Samurai-Stocked Ramen Joint Has Fighting Words For Competition

Maybe you saw the samurai in the window of 141 First Avenue this past weekend?

The manager of Ippin is hoping the metal coat of arms – imported from Japan at a cost of $2,200 – lures customers into the “upscale, high-end noodle bar” when it opens this week, possibly as early as tonight.

“People were so surprised,” said Eddie Kito of the samurai’s unveiling a couple of days ago. “They’d walk past and say, ‘Hey, look — something different.’ In other restaurants, no one has this.”

Mr. Kito believes Ippin’s ramen will also distinguish it from places like, say, Ramen Setagaya. “The soup base, I don’t think it’s good,” he said of his competitor. “They have a lot of MSG down there.” (Setagaya’s menu claims it serves “100 percent natural ramen with no MSG.”)

UntitledDaniel Maurer

Egin Zen, an owner of the restaurant, said he believed Rai Rai Ken also uses the additive. “I like the curry flavor but I think they use too much MSG in that,” he said. “When I have noodles I like to drink all the soup but after that you feel thirsty because there’s too much MSG.” According to its Website, Rai Rai Ken “has always served MSG-free, Tokyo-style ramen.”

Of course, Mr. Zen also sampled Momofuku, his competition down the block – five times. “The soup base was really thin – you can taste, just, no flavors.
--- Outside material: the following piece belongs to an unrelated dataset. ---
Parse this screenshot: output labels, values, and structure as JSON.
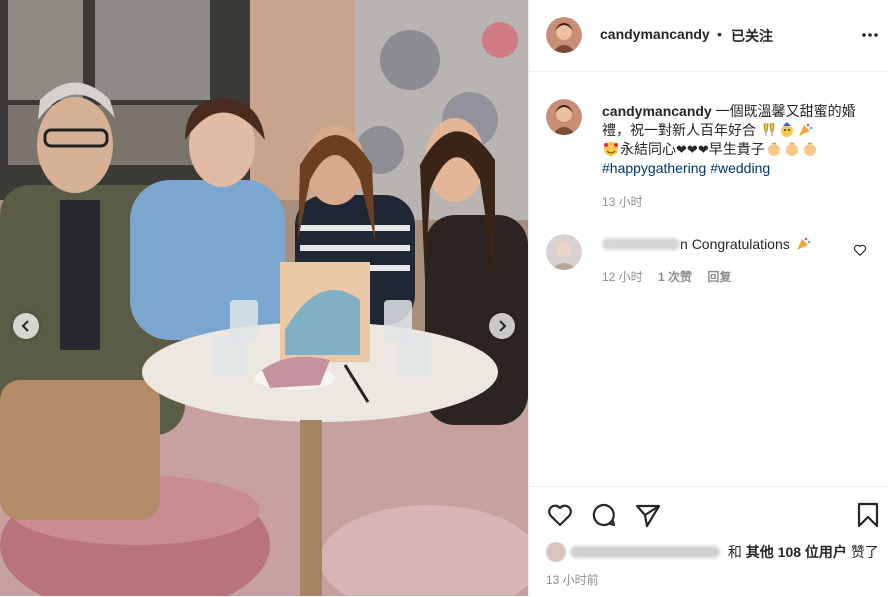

I don’t know about other people but for Asian people it’s too salty.”

As for Ippin’s product, it’ll be prepared in an open kitchen behind a long dining counter by Shouhei Chin, who is said to have cooked in Japan for ten years and was previously a sushi chef at 1 or 8 in Williamsburg. He gives his signature ramen a slight kick with dried chilies. The soup is dotted with sesame seeds.

Is this, or the menu’s selection of tapas, enough to make Ippin the first noodle restaurant to succeed in a space that has seen three previous ones fail? “This is called challenging,” said Mr. Kito. “We like the challenge.”

Edamame – 5
Teba (wings) – 6
Gyoza (pork) – 6
Ohitashi (boiled vegetable in chilled bonito broth) – 5
Kinpira (burdock roots and carrots sauteed with sweet soy) – 5
Kin chee – 5
Chives cake (fried) – 6
Kara age – 7
Chicken skewers – 5
Squid skewers – 6
Shrimp skewers – 6

Tofu salad – 6
Asaparagus salad – 6
Salmon skin salad – 6
Tempura corn salad – 7
House salad – 7

Shrimp – 4.5
Pork – 4.5

Salmon – 12
Tuna – 12
Yellowtail – 12
Trio -22

House Special
Treasure boat (assorted raw fish with avocado) – 13
Spicy tuna tartare (spicy tuna with wasabi mayo guacamole) – 12
Ceviche shrimp (grapefruit, avocado with mango yuzu sauce) – 12
Ceviche yellowtail (daikon radish, celery, wood-ear mushroom with chive sauce) – 12
Ceviche octopus (cucumber, Japanese yam, grapes with tosa vinegar gelee) – 12
Sashimi pizza (salmon, seaweed, pancake) – 18

Shoyu ramen (soy sauce flavor: chashu, bamboo shoot, scallion, fish cake and green vegetable) – 13
Shio ramen (salt flavor: chashu, bamboo shoot, scallion, fish cake, 1/2 egg) – 13
Miso ramen (soybean paste flavor: chashu, bamboo shoot, seaweed, fish cake, corn, 1/2 egg) – 13
Tantan ramen (sesame sauce flavor: chashu, bamboo shoot, seaweed, fish cake, corn, 1/2 egg) – 13
Cold ramen – 13
Vegetable ramen – 13
Ippin special ramen (spicy flavor: seafood, chashu, bamboo shoot, scallion, green vegetable, 1/2 egg) – 15

Salmon fried rice – 8
Boiled vegetable of the day – 5
Steamed rice – 2
Plain ramen – 2
Boiled egg – 2
Corn – 2
Seaweed – 2
Pork – 4
Bamboo shoot – 2

Fried ice cream – 7
Mochi ice cream – 5
Ice cream (green tea, red bean, vanilla) – 5

Ippin, 141 First Avenue (between St. Marks Place and East Ninth Street), (646) 547 1238